***** Data to process

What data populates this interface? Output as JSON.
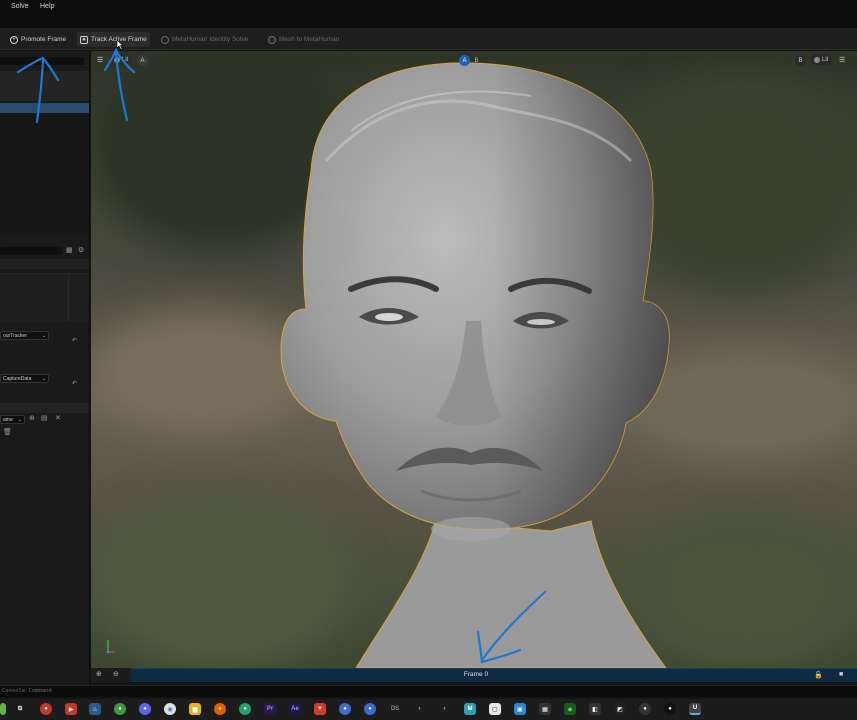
{
  "menu": {
    "items": [
      "Solve",
      "Help"
    ]
  },
  "toolbar": {
    "promote_frame": "Promote Frame",
    "track_active_frame": "Track Active Frame",
    "identity_solve": "MetaHuman Identity Solve",
    "mesh_to_metahuman": "Mesh to MetaHuman"
  },
  "left_panel": {
    "tracker_value": "ourTracker",
    "capture_value": "CaptureData",
    "frame_value": "ame"
  },
  "viewport": {
    "lit_left": "Lit",
    "badge_a_left": "A",
    "badge_a_center": "A",
    "badge_b_center": "B",
    "badge_b_right": "B",
    "lit_right": "Lit"
  },
  "timeline": {
    "frame_label": "Frame 0"
  },
  "console": {
    "placeholder": "Console Command"
  },
  "taskbar": {
    "apps": [
      "Pr",
      "Ae",
      "DS",
      "M"
    ]
  },
  "colors": {
    "accent_blue": "#1f62b0",
    "timeline_bg": "#0f2a45",
    "outline_orange": "#d9a441",
    "annotation_blue": "#1e78d0"
  }
}
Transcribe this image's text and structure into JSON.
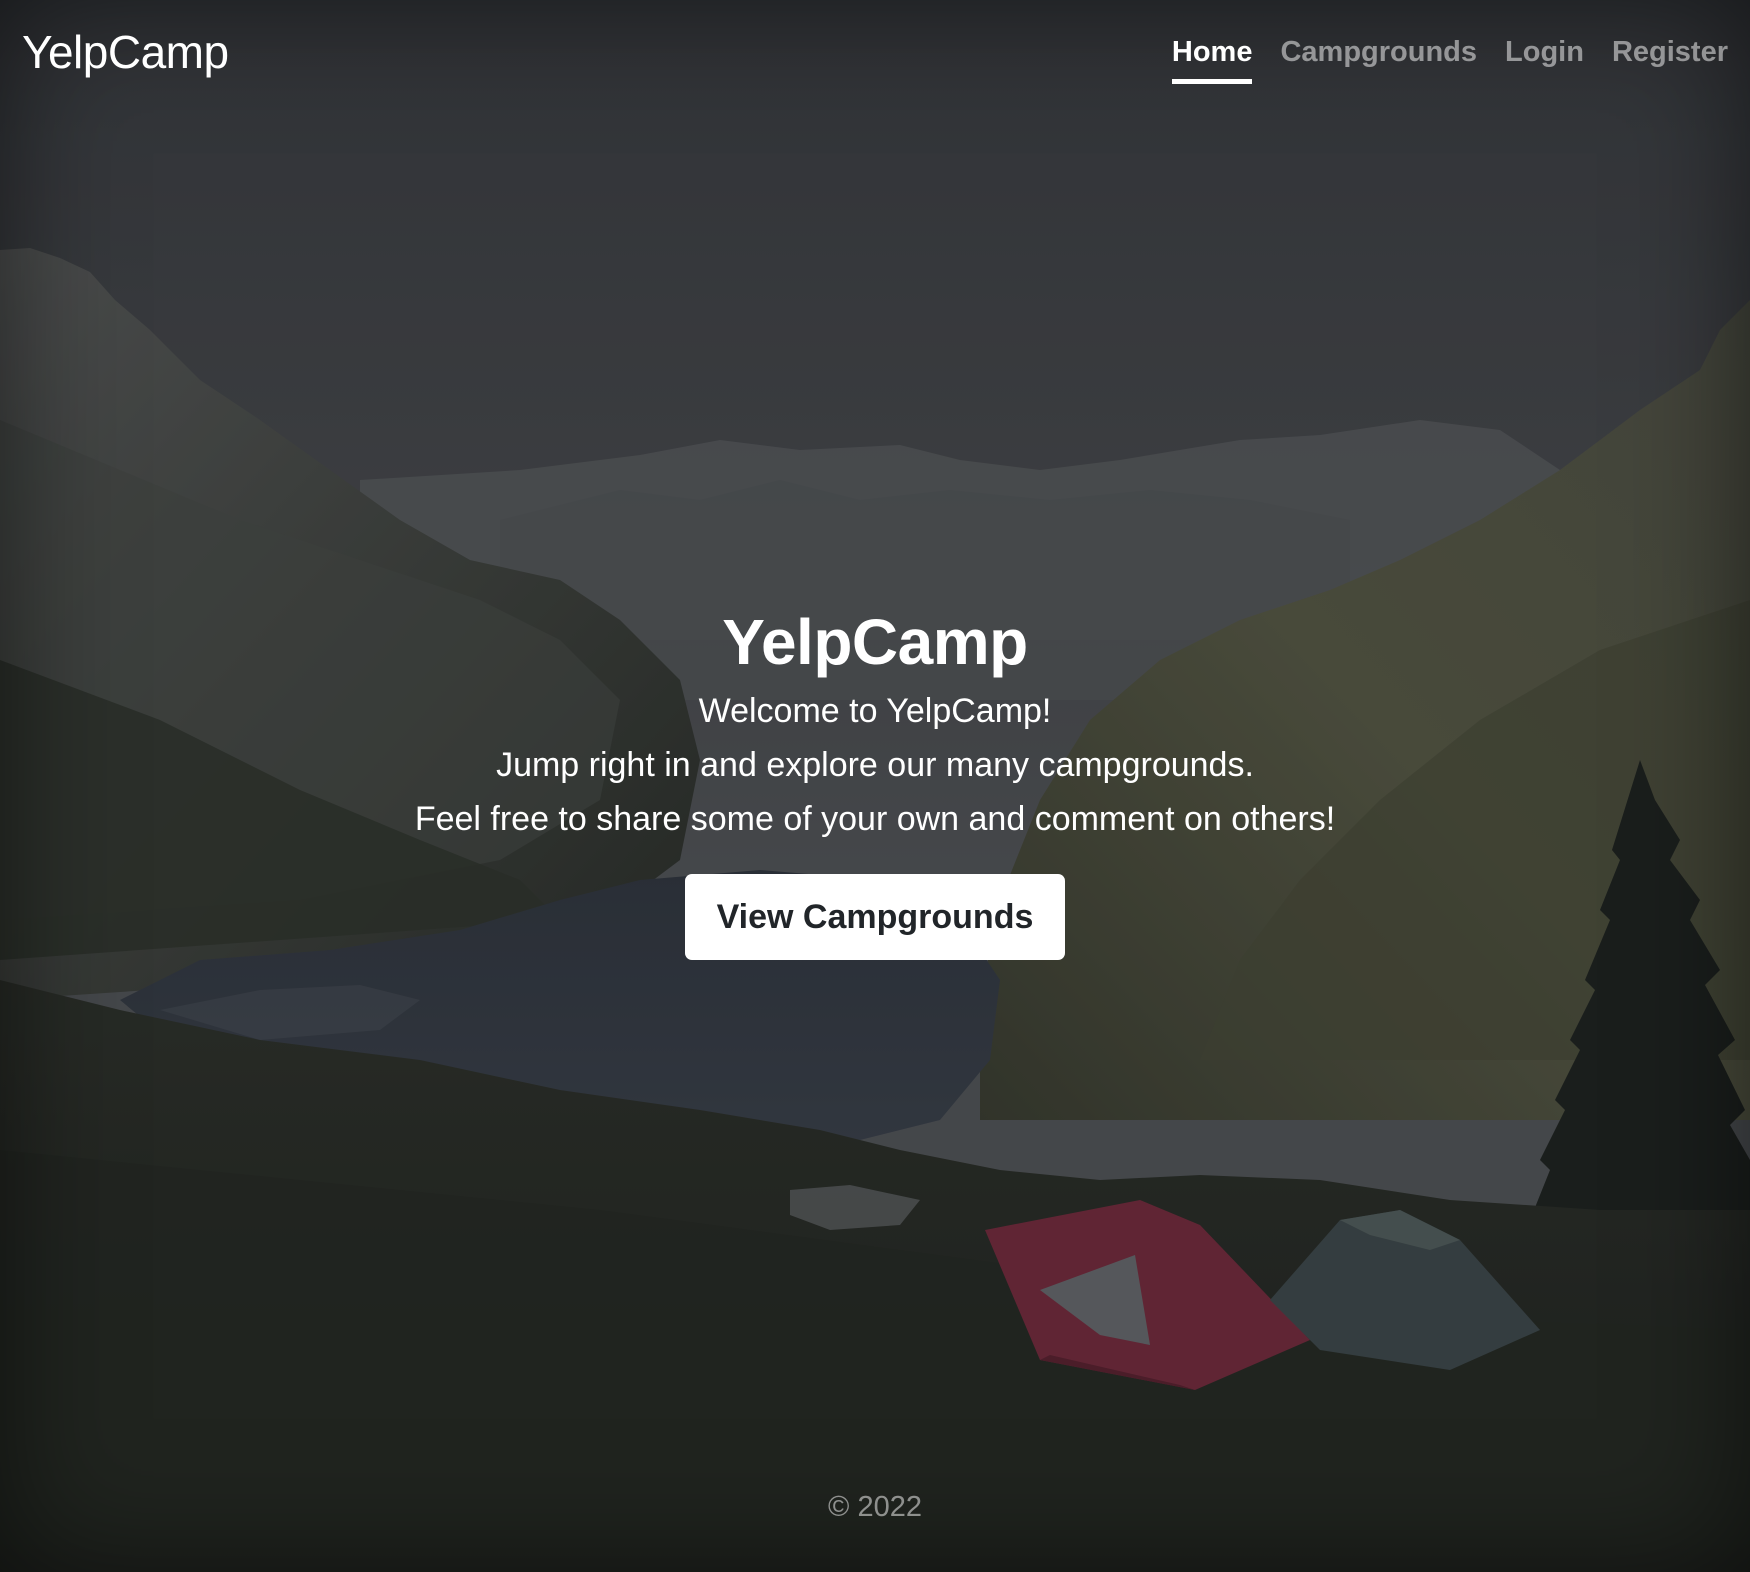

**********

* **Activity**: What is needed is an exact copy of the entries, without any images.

* **Response to this task**:
What data populates this interface? Output as JSON.
{
  "menu": {
    "items": [
      "Solve",
      "Help"
    ]
  },
  "toolbar": {
    "promote_frame": "Promote Frame",
    "track_active_frame": "Track Active Frame",
    "identity_solve": "MetaHuman Identity Solve",
    "mesh_to_metahuman": "Mesh to MetaHuman"
  },
  "left_panel": {
    "tracker_value": "ourTracker",
    "capture_value": "CaptureData",
    "frame_value": "ame"
  },
  "viewport": {
    "lit_left": "Lit",
    "badge_a_left": "A",
    "badge_a_center": "A",
    "badge_b_center": "B",
    "badge_b_right": "B",
    "lit_right": "Lit"
  },
  "timeline": {
    "frame_label": "Frame 0"
  },
  "console": {
    "placeholder": "Console Command"
  },
  "taskbar": {
    "apps": [
      "Pr",
      "Ae",
      "DS",
      "M"
    ]
  },
  "colors": {
    "accent_blue": "#1f62b0",
    "timeline_bg": "#0f2a45",
    "outline_orange": "#d9a441",
    "annotation_blue": "#1e78d0"
  }
}
Transcribe this image's text and structure into JSON.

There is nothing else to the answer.